Celebrating and looking back on a modern crime film classic.
Last week, the Academy hosted a Q&A with the cast and crew of 1995’s Heat at their Samuel Goldwyn Theater celebrating the movie’s recent 4K remasteredness. The session was moderated by Heat Fan Club president and number 1 admirer, Christopher Nolan. Below are highlights from the Q&A with writer/producer/director Michael Mann and actors Robert De Niro and Al Pacino, courtesy of 3 excerpts uploaded on the Academy’s YouTube channel several days ago.
0:15 – Christopher Nolan kicks this whole thing off with a well-articulated, long, thought-provoking question about how Al Pacino and Robert De Niro approached playing the iconographic roles of Heat’s detective protagonist Vincent Hanna and criminal mastermind antagonist Neil McCauley, respectively. It’s the type of question that immediately lets everyone in the room know you’re smart and prepared. But maybe it’s a bit too well-articulated and too long and too thought-provoking because crickets greet Nolan for a brief moment after his question ends and is followed by some slightly awkward laughter from the befuddled participants. Dumb it down, Nolan!

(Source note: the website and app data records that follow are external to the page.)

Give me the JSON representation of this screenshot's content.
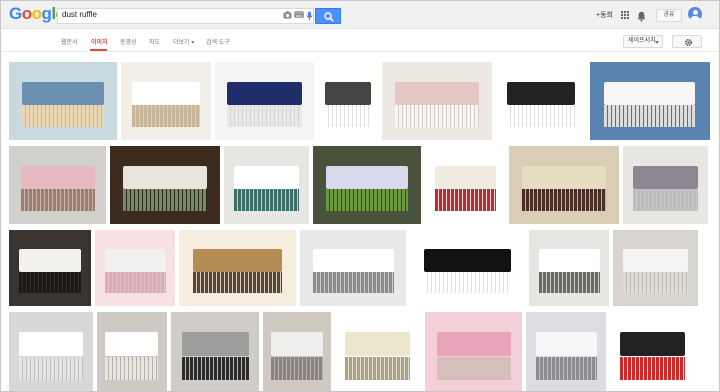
{
  "header": {
    "logo": [
      "G",
      "o",
      "o",
      "g",
      "l",
      "e"
    ],
    "logo_colors": [
      "#4285f4",
      "#ea4335",
      "#fbbc05",
      "#4285f4",
      "#34a853",
      "#ea4335"
    ],
    "search_value": "dust ruffle",
    "plus_label": "+동희",
    "share_label": "공유",
    "icons": [
      "camera-icon",
      "keyboard-icon",
      "microphone-icon",
      "search-icon",
      "apps-icon",
      "bell-icon",
      "avatar"
    ]
  },
  "tabs": {
    "items": [
      "웹문서",
      "이미지",
      "동영상",
      "지도",
      "더보기 ▾",
      "검색 도구"
    ],
    "active_index": 1,
    "safesearch_label": "세이프서치",
    "accent": "#dd4b39"
  },
  "images": [
    {
      "name": "floral-bed",
      "colors": [
        "#c9d9e0",
        "#6a8fb0",
        "#e8d7b2"
      ]
    },
    {
      "name": "white-skirt-hand",
      "colors": [
        "#f2efe9",
        "#ffffff",
        "#c8b59a"
      ]
    },
    {
      "name": "navy-skirt",
      "colors": [
        "#f4f4f4",
        "#1f2d6a",
        "#e8e8e8"
      ]
    },
    {
      "name": "patent-diagram",
      "colors": [
        "#ffffff",
        "#444444",
        "#ffffff"
      ]
    },
    {
      "name": "pink-throw-bed",
      "colors": [
        "#ece8e2",
        "#e4c6c4",
        "#f8f6f2"
      ]
    },
    {
      "name": "lace-sketch",
      "colors": [
        "#ffffff",
        "#222222",
        "#ffffff"
      ]
    },
    {
      "name": "eyelet-skirt",
      "colors": [
        "#5a84b0",
        "#f6f6f6",
        "#dddddd"
      ]
    },
    {
      "name": "quilt-pink-skirt",
      "colors": [
        "#d2d0cc",
        "#e9b9c1",
        "#a87b68"
      ]
    },
    {
      "name": "green-skirt-room",
      "colors": [
        "#3d2b1e",
        "#e8e5dd",
        "#6f8f6a"
      ]
    },
    {
      "name": "teal-skirt",
      "colors": [
        "#e6e6e2",
        "#ffffff",
        "#3c6e68"
      ]
    },
    {
      "name": "green-sheet-bed",
      "colors": [
        "#48523a",
        "#dad8ec",
        "#6a9640"
      ]
    },
    {
      "name": "white-ruffle-frame",
      "colors": [
        "#ffffff",
        "#f0ebe0",
        "#bc2c2a"
      ]
    },
    {
      "name": "round-bed",
      "colors": [
        "#d9cdb6",
        "#e6dcc0",
        "#4a2e28"
      ]
    },
    {
      "name": "grey-bedding",
      "colors": [
        "#e9e7e4",
        "#8c8790",
        "#bdbdc0"
      ]
    },
    {
      "name": "white-bed-dark",
      "colors": [
        "#3a3430",
        "#f3f1ee",
        "#1c1a18"
      ]
    },
    {
      "name": "pink-crib",
      "colors": [
        "#f7e1e4",
        "#f2f0ee",
        "#e7a9b4"
      ]
    },
    {
      "name": "tan-skirt",
      "colors": [
        "#f4ede0",
        "#b48a55",
        "#5a4630"
      ]
    },
    {
      "name": "white-linen-bed",
      "colors": [
        "#e9e9e9",
        "#ffffff",
        "#8e8c8a"
      ]
    },
    {
      "name": "bed-line-drawing",
      "colors": [
        "#ffffff",
        "#111111",
        "#ffffff"
      ]
    },
    {
      "name": "iron-bed",
      "colors": [
        "#e8e6e2",
        "#ffffff",
        "#6b6a68"
      ]
    },
    {
      "name": "headboard-bed",
      "colors": [
        "#d8d5d0",
        "#f6f4f2",
        "#e2dcd0"
      ]
    },
    {
      "name": "white-box-skirt",
      "colors": [
        "#d8d8d8",
        "#ffffff",
        "#e6e6e6"
      ]
    },
    {
      "name": "pleated-skirt",
      "colors": [
        "#cfcac4",
        "#ffffff",
        "#e8e4de"
      ]
    },
    {
      "name": "gingham-panel",
      "colors": [
        "#d0ccc8",
        "#9e9e9c",
        "#2d2d2d"
      ]
    },
    {
      "name": "ruffled-quilt",
      "colors": [
        "#cfc9c2",
        "#f0eeec",
        "#8a8480"
      ]
    },
    {
      "name": "tiered-ruffle",
      "colors": [
        "#ffffff",
        "#ece6cf",
        "#b0a276"
      ]
    },
    {
      "name": "pink-roses-bed",
      "colors": [
        "#f3d0d8",
        "#e8a4b8",
        "#d4c2b6"
      ]
    },
    {
      "name": "canopy-room",
      "colors": [
        "#dcdde2",
        "#f7f7f7",
        "#8a8c92"
      ]
    },
    {
      "name": "ruffle-sketch-red",
      "colors": [
        "#ffffff",
        "#222222",
        "#cc2a2a"
      ]
    }
  ]
}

2:00 — Pacino discusses the dichotomy of his and De Niro’s characters noting his character’s life is collapsing all around him as De Niro’s life is on the cusp of beginning anew. It’s an interesting dynamic on a relationship chock-full of ‘em.
2:40 – Although never explicitly shown in the film, Pacino says he performs as if his character is strung out on cocaine.

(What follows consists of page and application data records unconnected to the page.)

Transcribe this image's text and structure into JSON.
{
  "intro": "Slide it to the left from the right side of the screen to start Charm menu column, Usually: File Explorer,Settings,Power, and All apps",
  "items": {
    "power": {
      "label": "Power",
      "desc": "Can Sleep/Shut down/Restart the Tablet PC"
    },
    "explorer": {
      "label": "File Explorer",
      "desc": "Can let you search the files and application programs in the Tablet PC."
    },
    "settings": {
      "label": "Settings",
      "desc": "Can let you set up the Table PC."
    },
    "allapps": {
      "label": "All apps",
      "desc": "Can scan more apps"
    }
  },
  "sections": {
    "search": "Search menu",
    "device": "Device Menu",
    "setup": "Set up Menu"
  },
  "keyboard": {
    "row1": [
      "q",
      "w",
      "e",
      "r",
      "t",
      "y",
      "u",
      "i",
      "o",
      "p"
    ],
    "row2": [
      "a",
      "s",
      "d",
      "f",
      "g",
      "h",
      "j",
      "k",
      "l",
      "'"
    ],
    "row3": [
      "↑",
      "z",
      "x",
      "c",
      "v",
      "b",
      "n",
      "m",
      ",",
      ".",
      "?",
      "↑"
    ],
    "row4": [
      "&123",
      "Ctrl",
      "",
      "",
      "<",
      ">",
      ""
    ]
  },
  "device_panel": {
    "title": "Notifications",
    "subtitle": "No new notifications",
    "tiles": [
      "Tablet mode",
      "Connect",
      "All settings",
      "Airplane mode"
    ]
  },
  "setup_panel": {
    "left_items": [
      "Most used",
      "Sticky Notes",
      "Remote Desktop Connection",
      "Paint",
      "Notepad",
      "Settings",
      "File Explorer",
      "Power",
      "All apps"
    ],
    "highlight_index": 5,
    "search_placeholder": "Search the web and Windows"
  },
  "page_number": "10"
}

3:55 – Once Pacino is done, De Niro asks for Nolan’s question again. I thought he was playing the situation for the laughs, but it seems he actually forgot or wasn’t paying attention. God, I love Robert De Niro.
5:10 – Prompted by Nolan to discuss the approaches to the nuances of his acting in the movie, De Niro gives props to Michael Mann as a creator of characters that are written with depth and how he gives appropriate weight to all individual moments. Films are made by a committee after all, and it’s easy to forget all these other things handled by all these other people have to go right for De Niro to look good.
6:00 – Mann explains the richness of Heat’s narrative stems from developing a detailed history and personal motivations for each character and how they got to where they are in their lives at this current moment – this current moment meaning the events that took place in the movie. I don’t know if every film needs to craft a backstory like a Game of Thrones lore encyclopedia to tell a story with layers, but it’s obvious Mann has put the work in.
9:00 – Mann speaks on the fates of each character as a mechanism driven by what defines them. In his mind, it seems it was inevitable that the calculated, purposefully isolated character of De Niro would perish and someone like the more free-spirited, live-in-the-moment character of Val Kilmer’s Chris Shiherlis would ultimately escape.
0:00 – Right off the bat, Nolan delves into the most memorable scene from the film: the exchange between De Niro and Pacino at the coffee shop, the greatest personification of the unstoppable force versus the immovable object paradox. Nolan seems particularly interested in the technical details, like how many cameras were involved and were the actors even in the same room together when the scene was shot (you only ever see one of their faces at a time, with the back of the other’s head as the offset).
1:30 – Two over the shoulder cameras – as used for the film – and one profile camera encompassing both actors in its scope – not used for the film – were rolling during the shot. Apparently, most of what’s seen in the movie comes from the 11th take, which was humorous to those involved because a) Mann remembers such a seemingly minute detail that the others seem to not have known or forgot and b) De Niro just recalls being frustrated at having to do multiple takes at all.
2:50 – Pacino makes mention to the fact that De Niro (or Bob, as his friends seem to call him) suggested they not rehearse the scene beforehand. They detail some actory reason as to why, but it’s becoming more and more obvious that De Niro just likes doing things, umm, a certain way, otherwise known as his way. Remember that Tribeca promo?
God, I love Robert De Niro.
5:00 – Nolan asks the two actors if after they were finished filming the coffee shop scene, did they know that they “had it”, meaning did they think that they just created what would become one of the most iconic moments in both of their careers. Ok, probably not meaning that, but meaning more or less did they think they did a good job. I just wonder what it’s like knowing you’re the shit, and everybody thinks you’re the shit, and you’re doing the thing that makes you the shit with another person of equal the shitness, and how do you not just be like “I’m great, all you guys suck” all the time?
0:30 – Mann talks about the inspiration of the Heat coming from a real life conflict between a Chicago police officer and the criminal he pursued and killed in the 60s, specifically highlighting the former’s appreciation and enthusiasm of the latter and the coffee shop discourse between the two that actually happened.
2:00 — The fascination of this story for Mann derived from the dynamic lives of its characters, how the criminals were more than just the laws they broke, how the cops were more than just the laws they upheld, and the polarities they each represented. Different sides, same coin.
Most fans of Heat and general filmmaking will find something of value from this Q&A. More videos expounding on several other areas of the film can be found here. Enjoy!